◆ What to produce ◆
A complete, exact copy of the records is needed here.

◆ Data in this exercise ◆
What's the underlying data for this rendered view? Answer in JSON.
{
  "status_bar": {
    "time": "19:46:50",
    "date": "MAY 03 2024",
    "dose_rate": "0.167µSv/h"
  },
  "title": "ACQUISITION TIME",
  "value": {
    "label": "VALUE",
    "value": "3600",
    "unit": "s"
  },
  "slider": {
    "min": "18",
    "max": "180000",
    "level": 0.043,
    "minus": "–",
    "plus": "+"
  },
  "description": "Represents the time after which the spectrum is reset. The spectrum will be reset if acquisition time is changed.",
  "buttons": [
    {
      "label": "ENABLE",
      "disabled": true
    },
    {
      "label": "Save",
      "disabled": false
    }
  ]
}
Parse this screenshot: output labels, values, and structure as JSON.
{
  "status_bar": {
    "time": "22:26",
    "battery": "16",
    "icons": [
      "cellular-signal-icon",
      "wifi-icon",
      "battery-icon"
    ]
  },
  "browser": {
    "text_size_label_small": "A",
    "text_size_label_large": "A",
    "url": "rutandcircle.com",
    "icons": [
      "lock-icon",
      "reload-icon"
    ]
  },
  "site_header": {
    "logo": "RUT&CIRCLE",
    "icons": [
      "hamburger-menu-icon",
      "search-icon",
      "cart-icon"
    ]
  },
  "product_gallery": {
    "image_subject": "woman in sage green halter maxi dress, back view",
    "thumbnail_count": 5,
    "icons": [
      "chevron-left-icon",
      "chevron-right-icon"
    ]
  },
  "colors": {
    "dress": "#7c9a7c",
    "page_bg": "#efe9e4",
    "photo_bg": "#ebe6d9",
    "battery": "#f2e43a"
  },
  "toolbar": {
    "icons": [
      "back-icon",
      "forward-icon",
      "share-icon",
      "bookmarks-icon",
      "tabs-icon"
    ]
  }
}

◆ Response below ◆
What's the underlying data for this rendered view? Answer in JSON.
{
  "status_bar": {
    "time": "19:46:50",
    "date": "MAY 03 2024",
    "dose_rate": "0.167µSv/h"
  },
  "title": "ACQUISITION TIME",
  "value": {
    "label": "VALUE",
    "value": "3600",
    "unit": "s"
  },
  "slider": {
    "min": "18",
    "max": "180000",
    "level": 0.043,
    "minus": "–",
    "plus": "+"
  },
  "description": "Represents the time after which the spectrum is reset. The spectrum will be reset if acquisition time is changed.",
  "buttons": [
    {
      "label": "ENABLE",
      "disabled": true
    },
    {
      "label": "Save",
      "disabled": false
    }
  ]
}
Parse this screenshot: output labels, values, and structure as JSON.
{
  "status_bar": {
    "time": "22:26",
    "battery": "16",
    "icons": [
      "cellular-signal-icon",
      "wifi-icon",
      "battery-icon"
    ]
  },
  "browser": {
    "text_size_label_small": "A",
    "text_size_label_large": "A",
    "url": "rutandcircle.com",
    "icons": [
      "lock-icon",
      "reload-icon"
    ]
  },
  "site_header": {
    "logo": "RUT&CIRCLE",
    "icons": [
      "hamburger-menu-icon",
      "search-icon",
      "cart-icon"
    ]
  },
  "product_gallery": {
    "image_subject": "woman in sage green halter maxi dress, back view",
    "thumbnail_count": 5,
    "icons": [
      "chevron-left-icon",
      "chevron-right-icon"
    ]
  },
  "colors": {
    "dress": "#7c9a7c",
    "page_bg": "#efe9e4",
    "photo_bg": "#ebe6d9",
    "battery": "#f2e43a"
  },
  "toolbar": {
    "icons": [
      "back-icon",
      "forward-icon",
      "share-icon",
      "bookmarks-icon",
      "tabs-icon"
    ]
  }
}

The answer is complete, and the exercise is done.